┌──

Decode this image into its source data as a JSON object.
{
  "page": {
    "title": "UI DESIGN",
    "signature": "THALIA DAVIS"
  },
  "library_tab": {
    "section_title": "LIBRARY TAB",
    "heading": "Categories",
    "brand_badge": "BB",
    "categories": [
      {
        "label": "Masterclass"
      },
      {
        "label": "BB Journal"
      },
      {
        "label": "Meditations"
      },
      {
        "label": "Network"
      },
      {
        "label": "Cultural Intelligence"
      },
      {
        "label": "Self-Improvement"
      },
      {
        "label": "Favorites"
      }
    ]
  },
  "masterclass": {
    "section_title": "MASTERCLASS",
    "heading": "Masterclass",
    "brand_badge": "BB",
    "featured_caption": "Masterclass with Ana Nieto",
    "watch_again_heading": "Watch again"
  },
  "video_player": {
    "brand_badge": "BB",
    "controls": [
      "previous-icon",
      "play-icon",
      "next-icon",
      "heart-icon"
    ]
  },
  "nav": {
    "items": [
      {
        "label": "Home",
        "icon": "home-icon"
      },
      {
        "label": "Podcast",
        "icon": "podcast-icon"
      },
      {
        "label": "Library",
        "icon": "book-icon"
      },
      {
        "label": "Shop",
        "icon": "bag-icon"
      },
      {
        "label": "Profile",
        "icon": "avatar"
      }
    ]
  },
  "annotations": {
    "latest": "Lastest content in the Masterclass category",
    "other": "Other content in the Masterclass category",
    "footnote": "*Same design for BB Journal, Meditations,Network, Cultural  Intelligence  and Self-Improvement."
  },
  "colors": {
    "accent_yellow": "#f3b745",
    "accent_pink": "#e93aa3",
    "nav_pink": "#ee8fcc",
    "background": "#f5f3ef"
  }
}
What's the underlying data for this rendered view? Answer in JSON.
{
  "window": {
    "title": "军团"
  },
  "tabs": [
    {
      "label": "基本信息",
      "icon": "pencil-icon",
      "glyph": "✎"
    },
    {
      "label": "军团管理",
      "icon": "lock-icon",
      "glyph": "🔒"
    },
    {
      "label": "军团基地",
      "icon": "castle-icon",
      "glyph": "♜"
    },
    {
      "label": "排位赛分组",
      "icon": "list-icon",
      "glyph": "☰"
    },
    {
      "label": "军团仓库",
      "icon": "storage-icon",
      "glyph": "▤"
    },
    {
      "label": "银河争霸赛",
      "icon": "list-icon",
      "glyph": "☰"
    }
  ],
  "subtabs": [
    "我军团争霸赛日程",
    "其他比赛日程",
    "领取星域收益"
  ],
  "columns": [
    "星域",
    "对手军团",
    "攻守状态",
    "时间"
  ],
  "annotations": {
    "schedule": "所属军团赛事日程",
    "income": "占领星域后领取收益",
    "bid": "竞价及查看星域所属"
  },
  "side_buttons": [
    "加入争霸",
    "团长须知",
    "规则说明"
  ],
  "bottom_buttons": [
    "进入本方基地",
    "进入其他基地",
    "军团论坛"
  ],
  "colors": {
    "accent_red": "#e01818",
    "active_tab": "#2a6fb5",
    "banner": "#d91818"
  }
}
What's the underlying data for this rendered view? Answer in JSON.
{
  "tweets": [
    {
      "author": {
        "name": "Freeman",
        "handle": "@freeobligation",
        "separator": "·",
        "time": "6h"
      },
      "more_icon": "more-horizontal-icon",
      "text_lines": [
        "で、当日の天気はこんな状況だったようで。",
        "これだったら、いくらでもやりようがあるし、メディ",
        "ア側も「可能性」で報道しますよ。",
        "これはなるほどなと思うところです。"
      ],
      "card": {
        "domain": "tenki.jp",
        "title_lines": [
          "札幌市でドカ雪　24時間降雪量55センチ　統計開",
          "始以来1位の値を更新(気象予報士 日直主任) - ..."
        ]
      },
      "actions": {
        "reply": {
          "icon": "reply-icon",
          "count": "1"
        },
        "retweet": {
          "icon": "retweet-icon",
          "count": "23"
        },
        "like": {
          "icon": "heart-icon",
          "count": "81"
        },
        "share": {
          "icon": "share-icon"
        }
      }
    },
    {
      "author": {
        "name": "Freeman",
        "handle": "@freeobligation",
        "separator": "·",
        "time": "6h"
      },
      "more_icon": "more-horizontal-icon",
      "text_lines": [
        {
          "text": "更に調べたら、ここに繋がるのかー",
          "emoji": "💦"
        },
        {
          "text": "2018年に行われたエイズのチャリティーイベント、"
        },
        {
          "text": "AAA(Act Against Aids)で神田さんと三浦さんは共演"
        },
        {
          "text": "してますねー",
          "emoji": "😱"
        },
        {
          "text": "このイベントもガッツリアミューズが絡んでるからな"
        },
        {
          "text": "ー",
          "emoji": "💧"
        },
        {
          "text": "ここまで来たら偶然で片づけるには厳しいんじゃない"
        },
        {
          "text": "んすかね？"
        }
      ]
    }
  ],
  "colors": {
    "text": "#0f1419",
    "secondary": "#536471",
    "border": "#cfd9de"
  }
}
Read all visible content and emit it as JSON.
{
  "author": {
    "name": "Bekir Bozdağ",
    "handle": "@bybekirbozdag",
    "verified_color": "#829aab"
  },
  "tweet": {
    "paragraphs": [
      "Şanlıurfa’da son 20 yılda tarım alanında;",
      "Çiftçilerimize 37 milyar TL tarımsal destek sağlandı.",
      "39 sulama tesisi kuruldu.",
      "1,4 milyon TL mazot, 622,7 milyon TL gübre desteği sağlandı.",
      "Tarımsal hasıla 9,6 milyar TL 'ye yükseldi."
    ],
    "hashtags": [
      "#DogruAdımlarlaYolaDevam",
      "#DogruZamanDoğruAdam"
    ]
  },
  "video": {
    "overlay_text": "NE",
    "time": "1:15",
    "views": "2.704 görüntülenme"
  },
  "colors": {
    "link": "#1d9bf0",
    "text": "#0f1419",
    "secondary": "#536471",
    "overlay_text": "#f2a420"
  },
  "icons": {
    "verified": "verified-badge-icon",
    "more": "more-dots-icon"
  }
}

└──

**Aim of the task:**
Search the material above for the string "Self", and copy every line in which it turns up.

**Response box:**
        "label": "Self-Improvement"
    "footnote": "*Same design for BB Journal, Meditations,Network, Cultural  Intelligence  and Self-Improvement."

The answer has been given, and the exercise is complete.